Greg Arbogast | Wednesday, September 3, 2008

This past weekend in the Adidas IU Credit Union Classic, senior goalie Andrew Quinn played all 90 minutes in both of Notre Dame’s games. Finally.

After three years of hard work and waiting, this past weekend served as confirmation for Quinn that the moment he’s been preparing for has arrived. The starting keeper job is now solely his.

Quinn and junior keeper Phillip Tuttle split time in goal last spring as well as this preseason, but Irish coach Bobby Clark made the decision to go with the veteran before this past weekend’s tournament.

“I think Andrew deserves it,” Clark said after last Sunday’s game. “He’s been knocking at the door for three years now, and we’re going to give him a little run.”

Clark’s decision serves as vindication for all the hard work and patience that Quinn has shown over the past three seasons. As a freshman, Quinn was redshirted behind incumbent junior Chris Cahill, but opportunity soon came knocking. Cahill decided to study abroad during the spring and summer terms, leaving Quinn as the primary goalkeeper during both the spring season and the team’s summer trip to Brazil.

Quinn’s solid performance during that stretch turned Cahill’s stranglehold on the position into an open competition heading into the 2006 season. Cahill and Quinn split preseason games as well as the opening six games of the season before Clark decided to give the job back to Cahill.

“It was after the Louisville game that the Boss [Clark] came up to me and told me he was going with Cahill,” Quinn said. “I respected the Boss’s decision. He was honest with me all the way through. I just kept my head down and worked hard knowing I would get my opportunity.”

Quinn’s initial opportunity came earlier than expected when an injury to Cahill in Notre Dame’s Sweet 16 contest against Maryland forced Quinn into action. He played the majority of the contest, preserving a 2-0 Irish win. Quinn also played the second half of Notre Dame’s 3-2 loss in the Elite Eight to Virginia.

Quinn’s main opportunity would have to wait, however, as Cahill returned in 2007 for his fifth season and reclaimed the starting goalie job once again. Although injuries to Cahill allowed Quinn a few spot appearances throughout the season, Quinn once again watched Notre Dame’s run to the Elite Eight primarily from the bench.

Although Quinn may not have seen as much field time as he would have liked over the past three years, he said he feels that he has become a much better keeper during his time in South Bend.

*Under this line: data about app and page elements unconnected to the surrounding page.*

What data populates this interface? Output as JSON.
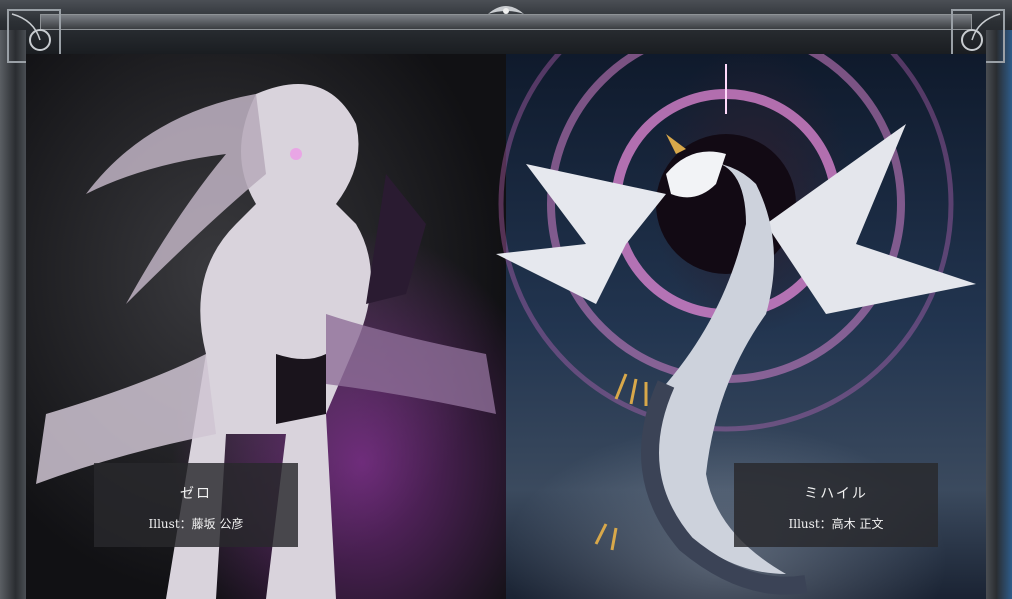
{
  "characters": [
    {
      "name": "ゼロ",
      "illust": "Illust：藤坂 公彦",
      "image_icon": "zero-character-art"
    },
    {
      "name": "ミハイル",
      "illust": "Illust：高木 正文",
      "image_icon": "mikhail-dragon-art"
    }
  ],
  "colors": {
    "frame": "#2c3035",
    "glow_pink": "#e58ad8",
    "caption_bg": "#28282c"
  }
}
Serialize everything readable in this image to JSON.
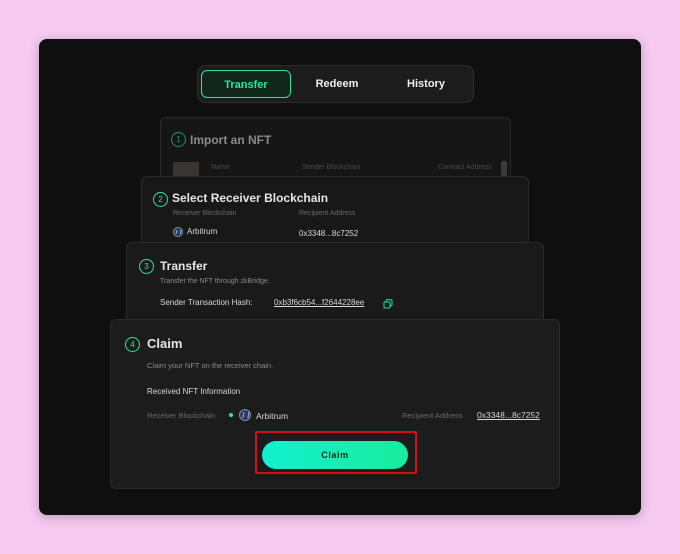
{
  "tabs": [
    {
      "label": "Transfer",
      "active": true
    },
    {
      "label": "Redeem",
      "active": false
    },
    {
      "label": "History",
      "active": false
    }
  ],
  "step1": {
    "number": "1",
    "title": "Import an NFT",
    "columns": [
      "Name",
      "Sender Blockchain",
      "Contract Address"
    ]
  },
  "step2": {
    "number": "2",
    "title": "Select Receiver Blockchain",
    "receiver_label": "Receiver Blockchain",
    "receiver_value": "Arbitrum",
    "recipient_label": "Recipient Address",
    "recipient_value": "0x3348...8c7252"
  },
  "step3": {
    "number": "3",
    "title": "Transfer",
    "description": "Transfer the NFT through zkBridge.",
    "hash_label": "Sender Transaction Hash:",
    "hash_value": "0xb3f6cb54...f2644228ee"
  },
  "step4": {
    "number": "4",
    "title": "Claim",
    "description": "Claim your NFT on the receiver chain.",
    "section_label": "Received NFT Information",
    "receiver_label": "Receiver Blockchain",
    "receiver_value": "Arbitrum",
    "recipient_label": "Recipient Address",
    "recipient_value": "0x3348...8c7252",
    "claim_label": "Claim"
  },
  "colors": {
    "accent": "#2ee59d",
    "highlight": "#d20f14",
    "background": "#f6c9f0"
  },
  "icons": {
    "chain": "arbitrum-logo-icon",
    "copy": "copy-icon"
  }
}
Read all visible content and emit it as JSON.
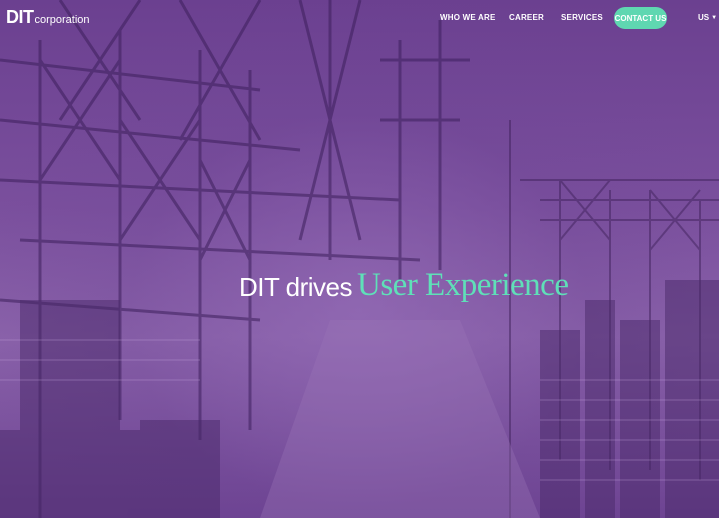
{
  "logo": {
    "main": "DIT",
    "sub": "corporation"
  },
  "nav": {
    "items": [
      {
        "label": "WHO WE ARE"
      },
      {
        "label": "CAREER"
      },
      {
        "label": "SERVICES"
      }
    ],
    "contact_label": "CONTACT US",
    "language": "US"
  },
  "hero": {
    "prefix": "DIT drives",
    "accent": "User Experience",
    "background": "port-cranes-photo"
  },
  "colors": {
    "overlay": "#6b4090",
    "accent": "#5fd7b1",
    "headline_accent": "#5fe0b8",
    "text": "#ffffff"
  }
}
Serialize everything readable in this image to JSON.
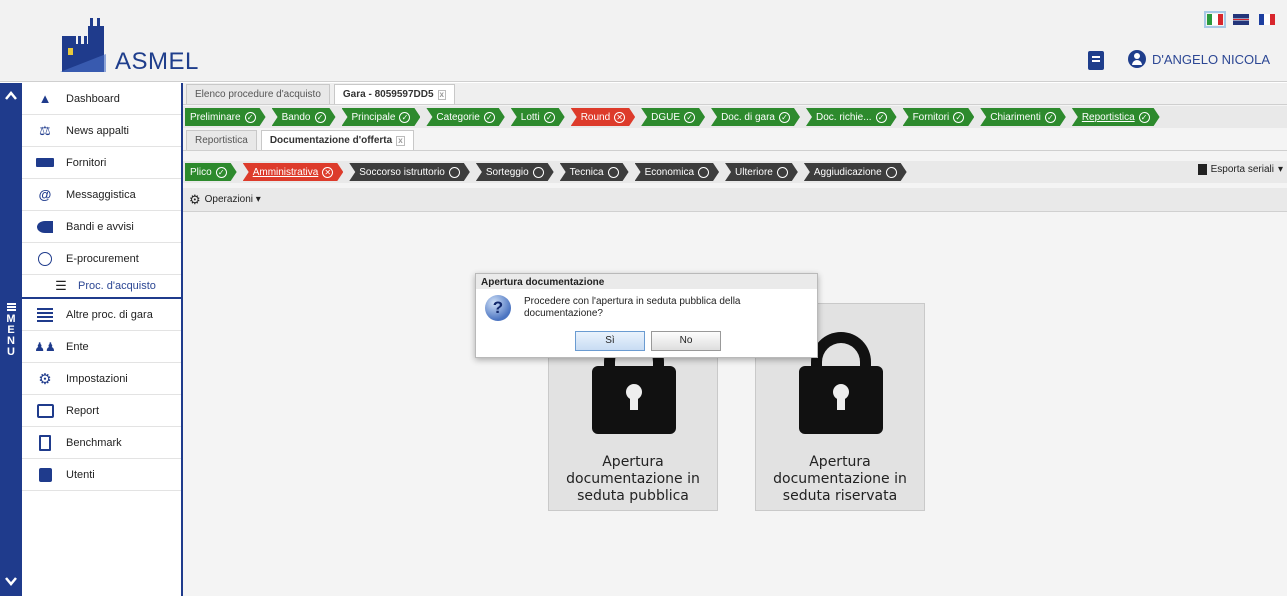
{
  "header": {
    "brand": "ASMEL",
    "user_name": "D'ANGELO NICOLA",
    "languages": [
      "it",
      "en",
      "fr"
    ]
  },
  "rail": {
    "menu_letters": [
      "M",
      "E",
      "N",
      "U"
    ],
    "up": "^",
    "down": "v"
  },
  "sidebar": {
    "items": [
      {
        "label": "Dashboard",
        "icon": "home-icon"
      },
      {
        "label": "News appalti",
        "icon": "scales-icon"
      },
      {
        "label": "Fornitori",
        "icon": "truck-icon"
      },
      {
        "label": "Messaggistica",
        "icon": "at-icon"
      },
      {
        "label": "Bandi e avvisi",
        "icon": "megaphone-icon"
      },
      {
        "label": "E-procurement",
        "icon": "coins-icon"
      },
      {
        "label": "Proc. d'acquisto",
        "icon": "list-icon",
        "sub": true
      },
      {
        "label": "Altre proc. di gara",
        "icon": "stack-icon"
      },
      {
        "label": "Ente",
        "icon": "people-icon"
      },
      {
        "label": "Impostazioni",
        "icon": "gear-icon"
      },
      {
        "label": "Report",
        "icon": "chart-icon"
      },
      {
        "label": "Benchmark",
        "icon": "document-icon"
      },
      {
        "label": "Utenti",
        "icon": "id-card-icon"
      }
    ]
  },
  "top_tabs": [
    {
      "label": "Elenco procedure d'acquisto",
      "active": false
    },
    {
      "label": "Gara - 8059597DD5",
      "active": true
    }
  ],
  "gara_steps": [
    {
      "label": "Preliminare",
      "status": "ok"
    },
    {
      "label": "Bando",
      "status": "ok"
    },
    {
      "label": "Principale",
      "status": "ok"
    },
    {
      "label": "Categorie",
      "status": "ok"
    },
    {
      "label": "Lotti",
      "status": "ok"
    },
    {
      "label": "Round",
      "status": "error"
    },
    {
      "label": "DGUE",
      "status": "ok"
    },
    {
      "label": "Doc. di gara",
      "status": "ok"
    },
    {
      "label": "Doc. richie...",
      "status": "ok"
    },
    {
      "label": "Fornitori",
      "status": "ok"
    },
    {
      "label": "Chiarimenti",
      "status": "ok"
    },
    {
      "label": "Reportistica",
      "status": "ok",
      "link": true
    }
  ],
  "sub_tabs": [
    {
      "label": "Reportistica",
      "active": false
    },
    {
      "label": "Documentazione d'offerta",
      "active": true
    }
  ],
  "offer_steps": [
    {
      "label": "Plico",
      "status": "ok",
      "color": "green"
    },
    {
      "label": "Amministrativa",
      "status": "error",
      "color": "red",
      "link": true
    },
    {
      "label": "Soccorso istruttorio",
      "status": "pending",
      "color": "dark"
    },
    {
      "label": "Sorteggio",
      "status": "pending",
      "color": "dark"
    },
    {
      "label": "Tecnica",
      "status": "pending",
      "color": "dark"
    },
    {
      "label": "Economica",
      "status": "pending",
      "color": "dark"
    },
    {
      "label": "Ulteriore",
      "status": "pending",
      "color": "dark"
    },
    {
      "label": "Aggiudicazione",
      "status": "pending",
      "color": "dark"
    }
  ],
  "export_label": "Esporta seriali",
  "operations_label": "Operazioni",
  "cards": [
    {
      "label": "Apertura documentazione in seduta pubblica",
      "lines": [
        "Apertura",
        "documentazione in",
        "seduta pubblica"
      ]
    },
    {
      "label": "Apertura documentazione in seduta riservata",
      "lines": [
        "Apertura",
        "documentazione in",
        "seduta riservata"
      ]
    }
  ],
  "dialog": {
    "title": "Apertura documentazione",
    "message": "Procedere con l'apertura in seduta pubblica della documentazione?",
    "message_lines": [
      "Procedere con l'apertura in seduta pubblica della",
      "documentazione?"
    ],
    "yes": "Sì",
    "no": "No"
  },
  "colors": {
    "brand_blue": "#1f3b8c",
    "ok_green": "#2d8a2d",
    "error_red": "#dd3b2b",
    "pending_dark": "#3d3d3d"
  }
}
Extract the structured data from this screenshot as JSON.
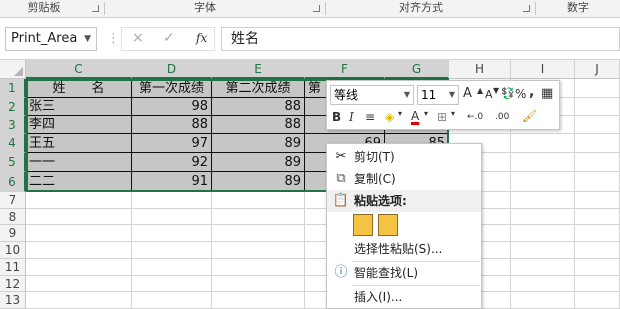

“I think I’ve come pretty far since my freshman year,” Quinn said. “Physically, I’ve put on some muscle, lost weight, and gotten quicker.

“My biggest challenge has been mentally. That was one thing that gave Cahill an edge over me. He was much more calm and maybe more confident. We have a sports psychologist, and I’ve talked with him. He’s helped me relax and become more calm and consistent in the goal.”

Those changes are a big reason why Quinn’s opportunity has finally arrived. Even after Cahill left, Clark told Quinn that the starting job would be an open competition between him and Tuttle. With that competition now settled, Quinn can finally focus on helping Notre Dame achieve and surpass the success of the past few seasons.

“I think this team is just as good if not better than the other teams since I’ve been here,” Quinn said. “From my end, I’ve been here four years, and I’ve been here long enough to know what Coach Clark expects from us. I need to step into a leadership role and make sure we’re as organized as possible.”